With nothing left out, repeat every entry exactly.

Stored data entries
==================================================
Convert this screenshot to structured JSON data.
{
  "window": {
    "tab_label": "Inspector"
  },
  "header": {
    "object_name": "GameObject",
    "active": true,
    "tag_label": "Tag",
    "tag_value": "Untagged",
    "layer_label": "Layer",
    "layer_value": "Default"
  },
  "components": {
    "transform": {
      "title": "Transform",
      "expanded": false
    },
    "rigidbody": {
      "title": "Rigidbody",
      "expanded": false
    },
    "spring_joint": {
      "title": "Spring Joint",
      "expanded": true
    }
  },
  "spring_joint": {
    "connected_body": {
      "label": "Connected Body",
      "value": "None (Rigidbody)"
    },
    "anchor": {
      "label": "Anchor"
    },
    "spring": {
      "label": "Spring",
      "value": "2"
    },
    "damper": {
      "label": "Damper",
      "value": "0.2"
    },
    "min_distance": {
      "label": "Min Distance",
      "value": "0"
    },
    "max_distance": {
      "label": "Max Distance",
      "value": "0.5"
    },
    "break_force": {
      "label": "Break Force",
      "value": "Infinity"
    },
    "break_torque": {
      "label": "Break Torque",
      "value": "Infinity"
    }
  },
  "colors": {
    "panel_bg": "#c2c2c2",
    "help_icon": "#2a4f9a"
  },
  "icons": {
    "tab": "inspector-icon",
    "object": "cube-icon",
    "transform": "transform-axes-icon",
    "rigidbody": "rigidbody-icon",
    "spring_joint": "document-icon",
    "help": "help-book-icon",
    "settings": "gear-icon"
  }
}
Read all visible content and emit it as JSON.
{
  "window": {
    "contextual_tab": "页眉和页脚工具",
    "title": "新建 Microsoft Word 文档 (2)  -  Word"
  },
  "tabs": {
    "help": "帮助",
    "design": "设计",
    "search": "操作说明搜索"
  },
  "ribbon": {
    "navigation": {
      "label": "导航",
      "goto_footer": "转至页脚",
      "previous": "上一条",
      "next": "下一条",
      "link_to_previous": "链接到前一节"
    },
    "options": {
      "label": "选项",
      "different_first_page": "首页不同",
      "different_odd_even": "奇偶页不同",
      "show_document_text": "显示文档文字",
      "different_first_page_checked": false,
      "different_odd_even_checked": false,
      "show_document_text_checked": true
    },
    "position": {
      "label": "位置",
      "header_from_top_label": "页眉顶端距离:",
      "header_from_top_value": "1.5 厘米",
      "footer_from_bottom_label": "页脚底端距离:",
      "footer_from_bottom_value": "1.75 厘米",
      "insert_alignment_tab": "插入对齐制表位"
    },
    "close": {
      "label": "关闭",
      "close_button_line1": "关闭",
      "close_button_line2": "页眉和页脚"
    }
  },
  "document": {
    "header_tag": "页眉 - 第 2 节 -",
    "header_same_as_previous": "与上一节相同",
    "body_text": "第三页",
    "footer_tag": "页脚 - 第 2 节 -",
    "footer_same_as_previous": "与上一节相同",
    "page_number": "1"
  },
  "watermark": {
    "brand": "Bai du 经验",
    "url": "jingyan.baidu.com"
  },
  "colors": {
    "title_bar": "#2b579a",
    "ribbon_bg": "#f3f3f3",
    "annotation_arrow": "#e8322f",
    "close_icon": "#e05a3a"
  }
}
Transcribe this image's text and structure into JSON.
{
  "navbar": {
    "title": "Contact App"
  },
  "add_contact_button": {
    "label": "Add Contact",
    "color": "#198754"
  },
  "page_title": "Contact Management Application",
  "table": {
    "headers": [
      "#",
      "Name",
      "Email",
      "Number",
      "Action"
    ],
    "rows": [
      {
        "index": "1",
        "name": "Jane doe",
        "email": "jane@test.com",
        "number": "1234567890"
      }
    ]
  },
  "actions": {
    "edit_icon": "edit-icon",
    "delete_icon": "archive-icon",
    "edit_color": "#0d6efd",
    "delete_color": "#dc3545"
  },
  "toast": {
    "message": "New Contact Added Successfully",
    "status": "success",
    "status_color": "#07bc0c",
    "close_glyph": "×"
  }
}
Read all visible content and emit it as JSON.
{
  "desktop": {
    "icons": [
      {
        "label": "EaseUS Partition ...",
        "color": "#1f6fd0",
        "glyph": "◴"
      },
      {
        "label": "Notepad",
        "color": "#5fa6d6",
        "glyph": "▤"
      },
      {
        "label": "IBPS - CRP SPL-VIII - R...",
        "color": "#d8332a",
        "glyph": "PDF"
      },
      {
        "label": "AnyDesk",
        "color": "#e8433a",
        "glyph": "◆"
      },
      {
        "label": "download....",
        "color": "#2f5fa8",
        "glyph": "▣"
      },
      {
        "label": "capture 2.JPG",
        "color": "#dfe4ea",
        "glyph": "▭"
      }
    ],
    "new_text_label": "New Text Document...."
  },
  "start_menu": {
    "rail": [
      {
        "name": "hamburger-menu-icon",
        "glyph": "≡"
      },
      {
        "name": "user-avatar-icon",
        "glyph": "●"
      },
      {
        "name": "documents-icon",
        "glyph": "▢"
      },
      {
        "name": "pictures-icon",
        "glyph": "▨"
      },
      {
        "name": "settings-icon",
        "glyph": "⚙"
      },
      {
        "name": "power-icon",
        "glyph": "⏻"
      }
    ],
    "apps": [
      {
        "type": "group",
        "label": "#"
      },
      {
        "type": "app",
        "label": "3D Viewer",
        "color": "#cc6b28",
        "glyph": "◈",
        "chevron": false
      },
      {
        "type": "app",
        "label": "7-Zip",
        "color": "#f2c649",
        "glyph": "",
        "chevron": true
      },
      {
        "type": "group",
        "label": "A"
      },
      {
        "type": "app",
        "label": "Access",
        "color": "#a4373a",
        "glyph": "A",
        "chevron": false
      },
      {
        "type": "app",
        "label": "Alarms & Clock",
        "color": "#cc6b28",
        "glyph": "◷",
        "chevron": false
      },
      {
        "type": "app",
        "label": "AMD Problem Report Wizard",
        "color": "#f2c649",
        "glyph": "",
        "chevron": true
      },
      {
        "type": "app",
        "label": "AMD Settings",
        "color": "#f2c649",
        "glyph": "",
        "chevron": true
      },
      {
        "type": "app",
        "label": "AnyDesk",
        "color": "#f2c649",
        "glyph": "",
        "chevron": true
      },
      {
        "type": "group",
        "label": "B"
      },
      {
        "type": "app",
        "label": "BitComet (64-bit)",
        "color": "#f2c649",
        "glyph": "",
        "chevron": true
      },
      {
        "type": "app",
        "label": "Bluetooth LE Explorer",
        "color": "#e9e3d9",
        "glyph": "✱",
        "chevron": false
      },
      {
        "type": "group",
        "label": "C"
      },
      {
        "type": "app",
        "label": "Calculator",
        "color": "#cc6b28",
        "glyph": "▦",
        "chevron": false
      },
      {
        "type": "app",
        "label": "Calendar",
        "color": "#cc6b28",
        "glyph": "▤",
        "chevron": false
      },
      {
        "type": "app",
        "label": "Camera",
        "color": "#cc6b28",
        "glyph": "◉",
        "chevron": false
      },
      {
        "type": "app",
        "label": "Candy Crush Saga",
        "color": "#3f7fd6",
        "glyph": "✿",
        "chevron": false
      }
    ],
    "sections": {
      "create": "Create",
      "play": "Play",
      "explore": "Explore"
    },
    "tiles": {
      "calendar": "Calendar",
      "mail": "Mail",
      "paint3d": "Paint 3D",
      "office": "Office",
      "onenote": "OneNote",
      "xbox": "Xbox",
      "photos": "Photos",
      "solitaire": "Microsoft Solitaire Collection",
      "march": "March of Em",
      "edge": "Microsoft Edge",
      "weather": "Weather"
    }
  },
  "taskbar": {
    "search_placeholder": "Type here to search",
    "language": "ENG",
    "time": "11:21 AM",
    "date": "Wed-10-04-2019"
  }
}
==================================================
Finished exercise:
Convert this screenshot to structured JSON data.
{
  "window": {
    "tab_label": "Inspector"
  },
  "header": {
    "object_name": "GameObject",
    "active": true,
    "tag_label": "Tag",
    "tag_value": "Untagged",
    "layer_label": "Layer",
    "layer_value": "Default"
  },
  "components": {
    "transform": {
      "title": "Transform",
      "expanded": false
    },
    "rigidbody": {
      "title": "Rigidbody",
      "expanded": false
    },
    "spring_joint": {
      "title": "Spring Joint",
      "expanded": true
    }
  },
  "spring_joint": {
    "connected_body": {
      "label": "Connected Body",
      "value": "None (Rigidbody)"
    },
    "anchor": {
      "label": "Anchor"
    },
    "spring": {
      "label": "Spring",
      "value": "2"
    },
    "damper": {
      "label": "Damper",
      "value": "0.2"
    },
    "min_distance": {
      "label": "Min Distance",
      "value": "0"
    },
    "max_distance": {
      "label": "Max Distance",
      "value": "0.5"
    },
    "break_force": {
      "label": "Break Force",
      "value": "Infinity"
    },
    "break_torque": {
      "label": "Break Torque",
      "value": "Infinity"
    }
  },
  "colors": {
    "panel_bg": "#c2c2c2",
    "help_icon": "#2a4f9a"
  },
  "icons": {
    "tab": "inspector-icon",
    "object": "cube-icon",
    "transform": "transform-axes-icon",
    "rigidbody": "rigidbody-icon",
    "spring_joint": "document-icon",
    "help": "help-book-icon",
    "settings": "gear-icon"
  }
}
Read all visible content and emit it as JSON.
{
  "window": {
    "contextual_tab": "页眉和页脚工具",
    "title": "新建 Microsoft Word 文档 (2)  -  Word"
  },
  "tabs": {
    "help": "帮助",
    "design": "设计",
    "search": "操作说明搜索"
  },
  "ribbon": {
    "navigation": {
      "label": "导航",
      "goto_footer": "转至页脚",
      "previous": "上一条",
      "next": "下一条",
      "link_to_previous": "链接到前一节"
    },
    "options": {
      "label": "选项",
      "different_first_page": "首页不同",
      "different_odd_even": "奇偶页不同",
      "show_document_text": "显示文档文字",
      "different_first_page_checked": false,
      "different_odd_even_checked": false,
      "show_document_text_checked": true
    },
    "position": {
      "label": "位置",
      "header_from_top_label": "页眉顶端距离:",
      "header_from_top_value": "1.5 厘米",
      "footer_from_bottom_label": "页脚底端距离:",
      "footer_from_bottom_value": "1.75 厘米",
      "insert_alignment_tab": "插入对齐制表位"
    },
    "close": {
      "label": "关闭",
      "close_button_line1": "关闭",
      "close_button_line2": "页眉和页脚"
    }
  },
  "document": {
    "header_tag": "页眉 - 第 2 节 -",
    "header_same_as_previous": "与上一节相同",
    "body_text": "第三页",
    "footer_tag": "页脚 - 第 2 节 -",
    "footer_same_as_previous": "与上一节相同",
    "page_number": "1"
  },
  "watermark": {
    "brand": "Bai du 经验",
    "url": "jingyan.baidu.com"
  },
  "colors": {
    "title_bar": "#2b579a",
    "ribbon_bg": "#f3f3f3",
    "annotation_arrow": "#e8322f",
    "close_icon": "#e05a3a"
  }
}
Transcribe this image's text and structure into JSON.
{
  "navbar": {
    "title": "Contact App"
  },
  "add_contact_button": {
    "label": "Add Contact",
    "color": "#198754"
  },
  "page_title": "Contact Management Application",
  "table": {
    "headers": [
      "#",
      "Name",
      "Email",
      "Number",
      "Action"
    ],
    "rows": [
      {
        "index": "1",
        "name": "Jane doe",
        "email": "jane@test.com",
        "number": "1234567890"
      }
    ]
  },
  "actions": {
    "edit_icon": "edit-icon",
    "delete_icon": "archive-icon",
    "edit_color": "#0d6efd",
    "delete_color": "#dc3545"
  },
  "toast": {
    "message": "New Contact Added Successfully",
    "status": "success",
    "status_color": "#07bc0c",
    "close_glyph": "×"
  }
}
Read all visible content and emit it as JSON.
{
  "desktop": {
    "icons": [
      {
        "label": "EaseUS Partition ...",
        "color": "#1f6fd0",
        "glyph": "◴"
      },
      {
        "label": "Notepad",
        "color": "#5fa6d6",
        "glyph": "▤"
      },
      {
        "label": "IBPS - CRP SPL-VIII - R...",
        "color": "#d8332a",
        "glyph": "PDF"
      },
      {
        "label": "AnyDesk",
        "color": "#e8433a",
        "glyph": "◆"
      },
      {
        "label": "download....",
        "color": "#2f5fa8",
        "glyph": "▣"
      },
      {
        "label": "capture 2.JPG",
        "color": "#dfe4ea",
        "glyph": "▭"
      }
    ],
    "new_text_label": "New Text Document...."
  },
  "start_menu": {
    "rail": [
      {
        "name": "hamburger-menu-icon",
        "glyph": "≡"
      },
      {
        "name": "user-avatar-icon",
        "glyph": "●"
      },
      {
        "name": "documents-icon",
        "glyph": "▢"
      },
      {
        "name": "pictures-icon",
        "glyph": "▨"
      },
      {
        "name": "settings-icon",
        "glyph": "⚙"
      },
      {
        "name": "power-icon",
        "glyph": "⏻"
      }
    ],
    "apps": [
      {
        "type": "group",
        "label": "#"
      },
      {
        "type": "app",
        "label": "3D Viewer",
        "color": "#cc6b28",
        "glyph": "◈",
        "chevron": false
      },
      {
        "type": "app",
        "label": "7-Zip",
        "color": "#f2c649",
        "glyph": "",
        "chevron": true
      },
      {
        "type": "group",
        "label": "A"
      },
      {
        "type": "app",
        "label": "Access",
        "color": "#a4373a",
        "glyph": "A",
        "chevron": false
      },
      {
        "type": "app",
        "label": "Alarms & Clock",
        "color": "#cc6b28",
        "glyph": "◷",
        "chevron": false
      },
      {
        "type": "app",
        "label": "AMD Problem Report Wizard",
        "color": "#f2c649",
        "glyph": "",
        "chevron": true
      },
      {
        "type": "app",
        "label": "AMD Settings",
        "color": "#f2c649",
        "glyph": "",
        "chevron": true
      },
      {
        "type": "app",
        "label": "AnyDesk",
        "color": "#f2c649",
        "glyph": "",
        "chevron": true
      },
      {
        "type": "group",
        "label": "B"
      },
      {
        "type": "app",
        "label": "BitComet (64-bit)",
        "color": "#f2c649",
        "glyph": "",
        "chevron": true
      },
      {
        "type": "app",
        "label": "Bluetooth LE Explorer",
        "color": "#e9e3d9",
        "glyph": "✱",
        "chevron": false
      },
      {
        "type": "group",
        "label": "C"
      },
      {
        "type": "app",
        "label": "Calculator",
        "color": "#cc6b28",
        "glyph": "▦",
        "chevron": false
      },
      {
        "type": "app",
        "label": "Calendar",
        "color": "#cc6b28",
        "glyph": "▤",
        "chevron": false
      },
      {
        "type": "app",
        "label": "Camera",
        "color": "#cc6b28",
        "glyph": "◉",
        "chevron": false
      },
      {
        "type": "app",
        "label": "Candy Crush Saga",
        "color": "#3f7fd6",
        "glyph": "✿",
        "chevron": false
      }
    ],
    "sections": {
      "create": "Create",
      "play": "Play",
      "explore": "Explore"
    },
    "tiles": {
      "calendar": "Calendar",
      "mail": "Mail",
      "paint3d": "Paint 3D",
      "office": "Office",
      "onenote": "OneNote",
      "xbox": "Xbox",
      "photos": "Photos",
      "solitaire": "Microsoft Solitaire Collection",
      "march": "March of Em",
      "edge": "Microsoft Edge",
      "weather": "Weather"
    }
  },
  "taskbar": {
    "search_placeholder": "Type here to search",
    "language": "ENG",
    "time": "11:21 AM",
    "date": "Wed-10-04-2019"
  }
}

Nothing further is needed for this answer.